## EXERCISE INSTRUCTIONS
Could you give the entries again, exactly as written?

## DATASET EXTRACT
/---

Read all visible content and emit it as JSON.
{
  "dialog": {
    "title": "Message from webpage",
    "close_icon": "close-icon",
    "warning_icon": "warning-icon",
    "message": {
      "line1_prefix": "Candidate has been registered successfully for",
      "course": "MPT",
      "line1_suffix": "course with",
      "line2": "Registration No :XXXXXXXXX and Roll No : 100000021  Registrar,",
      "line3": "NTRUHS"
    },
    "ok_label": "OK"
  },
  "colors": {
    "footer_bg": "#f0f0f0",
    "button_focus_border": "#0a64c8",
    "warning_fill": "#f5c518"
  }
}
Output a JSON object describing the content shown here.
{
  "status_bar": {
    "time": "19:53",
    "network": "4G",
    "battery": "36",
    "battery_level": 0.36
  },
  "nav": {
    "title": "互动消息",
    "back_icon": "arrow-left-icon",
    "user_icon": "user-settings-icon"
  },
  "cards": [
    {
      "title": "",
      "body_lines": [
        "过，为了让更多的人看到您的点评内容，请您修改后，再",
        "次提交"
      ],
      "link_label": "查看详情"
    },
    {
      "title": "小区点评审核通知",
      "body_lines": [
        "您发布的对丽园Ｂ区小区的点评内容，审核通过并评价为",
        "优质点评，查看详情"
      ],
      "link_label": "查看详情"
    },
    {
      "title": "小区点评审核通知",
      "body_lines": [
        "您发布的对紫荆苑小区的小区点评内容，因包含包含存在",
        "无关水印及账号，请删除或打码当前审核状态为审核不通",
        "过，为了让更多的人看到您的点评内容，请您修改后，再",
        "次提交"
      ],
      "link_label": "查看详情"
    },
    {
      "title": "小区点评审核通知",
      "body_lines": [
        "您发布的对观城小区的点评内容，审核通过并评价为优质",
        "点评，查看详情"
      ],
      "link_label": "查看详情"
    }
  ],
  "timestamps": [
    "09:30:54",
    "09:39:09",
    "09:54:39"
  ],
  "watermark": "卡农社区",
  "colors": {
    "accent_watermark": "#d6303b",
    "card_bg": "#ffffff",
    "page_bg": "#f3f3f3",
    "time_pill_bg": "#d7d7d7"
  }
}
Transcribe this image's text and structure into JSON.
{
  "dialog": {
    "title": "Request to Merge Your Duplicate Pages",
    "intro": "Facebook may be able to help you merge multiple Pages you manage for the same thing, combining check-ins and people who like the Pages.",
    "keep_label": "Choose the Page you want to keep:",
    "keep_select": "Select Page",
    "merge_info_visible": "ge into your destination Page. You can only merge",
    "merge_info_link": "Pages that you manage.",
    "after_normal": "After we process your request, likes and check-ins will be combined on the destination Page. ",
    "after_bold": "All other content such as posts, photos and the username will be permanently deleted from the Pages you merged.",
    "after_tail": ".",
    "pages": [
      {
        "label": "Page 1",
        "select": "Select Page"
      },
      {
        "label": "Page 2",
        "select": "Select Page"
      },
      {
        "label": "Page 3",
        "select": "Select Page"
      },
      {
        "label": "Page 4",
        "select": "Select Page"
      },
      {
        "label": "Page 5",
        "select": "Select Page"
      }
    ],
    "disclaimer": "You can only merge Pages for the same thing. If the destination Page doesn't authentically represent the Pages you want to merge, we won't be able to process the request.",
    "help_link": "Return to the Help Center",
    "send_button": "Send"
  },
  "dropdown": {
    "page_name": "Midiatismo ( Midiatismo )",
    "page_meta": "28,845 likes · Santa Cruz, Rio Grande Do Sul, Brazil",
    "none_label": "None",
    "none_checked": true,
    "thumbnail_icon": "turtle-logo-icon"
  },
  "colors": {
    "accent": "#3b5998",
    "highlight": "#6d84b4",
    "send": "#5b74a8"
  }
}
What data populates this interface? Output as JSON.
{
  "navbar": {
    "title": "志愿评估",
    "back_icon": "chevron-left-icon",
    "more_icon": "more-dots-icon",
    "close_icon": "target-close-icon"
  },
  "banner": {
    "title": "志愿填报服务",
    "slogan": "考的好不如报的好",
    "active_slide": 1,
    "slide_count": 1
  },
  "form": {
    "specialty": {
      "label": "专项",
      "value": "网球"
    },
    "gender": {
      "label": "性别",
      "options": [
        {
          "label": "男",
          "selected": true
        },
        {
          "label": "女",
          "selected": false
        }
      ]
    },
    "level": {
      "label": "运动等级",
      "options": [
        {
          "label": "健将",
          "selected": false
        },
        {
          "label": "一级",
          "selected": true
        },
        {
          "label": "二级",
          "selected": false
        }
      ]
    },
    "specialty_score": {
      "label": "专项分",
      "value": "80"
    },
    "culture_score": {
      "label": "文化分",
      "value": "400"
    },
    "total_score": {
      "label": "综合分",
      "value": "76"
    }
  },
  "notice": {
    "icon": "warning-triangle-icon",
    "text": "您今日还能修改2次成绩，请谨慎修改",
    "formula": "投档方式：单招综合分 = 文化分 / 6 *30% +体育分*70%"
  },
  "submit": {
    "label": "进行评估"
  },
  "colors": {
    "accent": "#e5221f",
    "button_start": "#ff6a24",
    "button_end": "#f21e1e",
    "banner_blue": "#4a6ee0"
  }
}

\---

## RESPONSE BELOW
Read all visible content and emit it as JSON.
{
  "dialog": {
    "title": "Message from webpage",
    "close_icon": "close-icon",
    "warning_icon": "warning-icon",
    "message": {
      "line1_prefix": "Candidate has been registered successfully for",
      "course": "MPT",
      "line1_suffix": "course with",
      "line2": "Registration No :XXXXXXXXX and Roll No : 100000021  Registrar,",
      "line3": "NTRUHS"
    },
    "ok_label": "OK"
  },
  "colors": {
    "footer_bg": "#f0f0f0",
    "button_focus_border": "#0a64c8",
    "warning_fill": "#f5c518"
  }
}
Output a JSON object describing the content shown here.
{
  "status_bar": {
    "time": "19:53",
    "network": "4G",
    "battery": "36",
    "battery_level": 0.36
  },
  "nav": {
    "title": "互动消息",
    "back_icon": "arrow-left-icon",
    "user_icon": "user-settings-icon"
  },
  "cards": [
    {
      "title": "",
      "body_lines": [
        "过，为了让更多的人看到您的点评内容，请您修改后，再",
        "次提交"
      ],
      "link_label": "查看详情"
    },
    {
      "title": "小区点评审核通知",
      "body_lines": [
        "您发布的对丽园Ｂ区小区的点评内容，审核通过并评价为",
        "优质点评，查看详情"
      ],
      "link_label": "查看详情"
    },
    {
      "title": "小区点评审核通知",
      "body_lines": [
        "您发布的对紫荆苑小区的小区点评内容，因包含包含存在",
        "无关水印及账号，请删除或打码当前审核状态为审核不通",
        "过，为了让更多的人看到您的点评内容，请您修改后，再",
        "次提交"
      ],
      "link_label": "查看详情"
    },
    {
      "title": "小区点评审核通知",
      "body_lines": [
        "您发布的对观城小区的点评内容，审核通过并评价为优质",
        "点评，查看详情"
      ],
      "link_label": "查看详情"
    }
  ],
  "timestamps": [
    "09:30:54",
    "09:39:09",
    "09:54:39"
  ],
  "watermark": "卡农社区",
  "colors": {
    "accent_watermark": "#d6303b",
    "card_bg": "#ffffff",
    "page_bg": "#f3f3f3",
    "time_pill_bg": "#d7d7d7"
  }
}
Transcribe this image's text and structure into JSON.
{
  "dialog": {
    "title": "Request to Merge Your Duplicate Pages",
    "intro": "Facebook may be able to help you merge multiple Pages you manage for the same thing, combining check-ins and people who like the Pages.",
    "keep_label": "Choose the Page you want to keep:",
    "keep_select": "Select Page",
    "merge_info_visible": "ge into your destination Page. You can only merge",
    "merge_info_link": "Pages that you manage.",
    "after_normal": "After we process your request, likes and check-ins will be combined on the destination Page. ",
    "after_bold": "All other content such as posts, photos and the username will be permanently deleted from the Pages you merged.",
    "after_tail": ".",
    "pages": [
      {
        "label": "Page 1",
        "select": "Select Page"
      },
      {
        "label": "Page 2",
        "select": "Select Page"
      },
      {
        "label": "Page 3",
        "select": "Select Page"
      },
      {
        "label": "Page 4",
        "select": "Select Page"
      },
      {
        "label": "Page 5",
        "select": "Select Page"
      }
    ],
    "disclaimer": "You can only merge Pages for the same thing. If the destination Page doesn't authentically represent the Pages you want to merge, we won't be able to process the request.",
    "help_link": "Return to the Help Center",
    "send_button": "Send"
  },
  "dropdown": {
    "page_name": "Midiatismo ( Midiatismo )",
    "page_meta": "28,845 likes · Santa Cruz, Rio Grande Do Sul, Brazil",
    "none_label": "None",
    "none_checked": true,
    "thumbnail_icon": "turtle-logo-icon"
  },
  "colors": {
    "accent": "#3b5998",
    "highlight": "#6d84b4",
    "send": "#5b74a8"
  }
}
What data populates this interface? Output as JSON.
{
  "navbar": {
    "title": "志愿评估",
    "back_icon": "chevron-left-icon",
    "more_icon": "more-dots-icon",
    "close_icon": "target-close-icon"
  },
  "banner": {
    "title": "志愿填报服务",
    "slogan": "考的好不如报的好",
    "active_slide": 1,
    "slide_count": 1
  },
  "form": {
    "specialty": {
      "label": "专项",
      "value": "网球"
    },
    "gender": {
      "label": "性别",
      "options": [
        {
          "label": "男",
          "selected": true
        },
        {
          "label": "女",
          "selected": false
        }
      ]
    },
    "level": {
      "label": "运动等级",
      "options": [
        {
          "label": "健将",
          "selected": false
        },
        {
          "label": "一级",
          "selected": true
        },
        {
          "label": "二级",
          "selected": false
        }
      ]
    },
    "specialty_score": {
      "label": "专项分",
      "value": "80"
    },
    "culture_score": {
      "label": "文化分",
      "value": "400"
    },
    "total_score": {
      "label": "综合分",
      "value": "76"
    }
  },
  "notice": {
    "icon": "warning-triangle-icon",
    "text": "您今日还能修改2次成绩，请谨慎修改",
    "formula": "投档方式：单招综合分 = 文化分 / 6 *30% +体育分*70%"
  },
  "submit": {
    "label": "进行评估"
  },
  "colors": {
    "accent": "#e5221f",
    "button_start": "#ff6a24",
    "button_end": "#f21e1e",
    "banner_blue": "#4a6ee0"
  }
}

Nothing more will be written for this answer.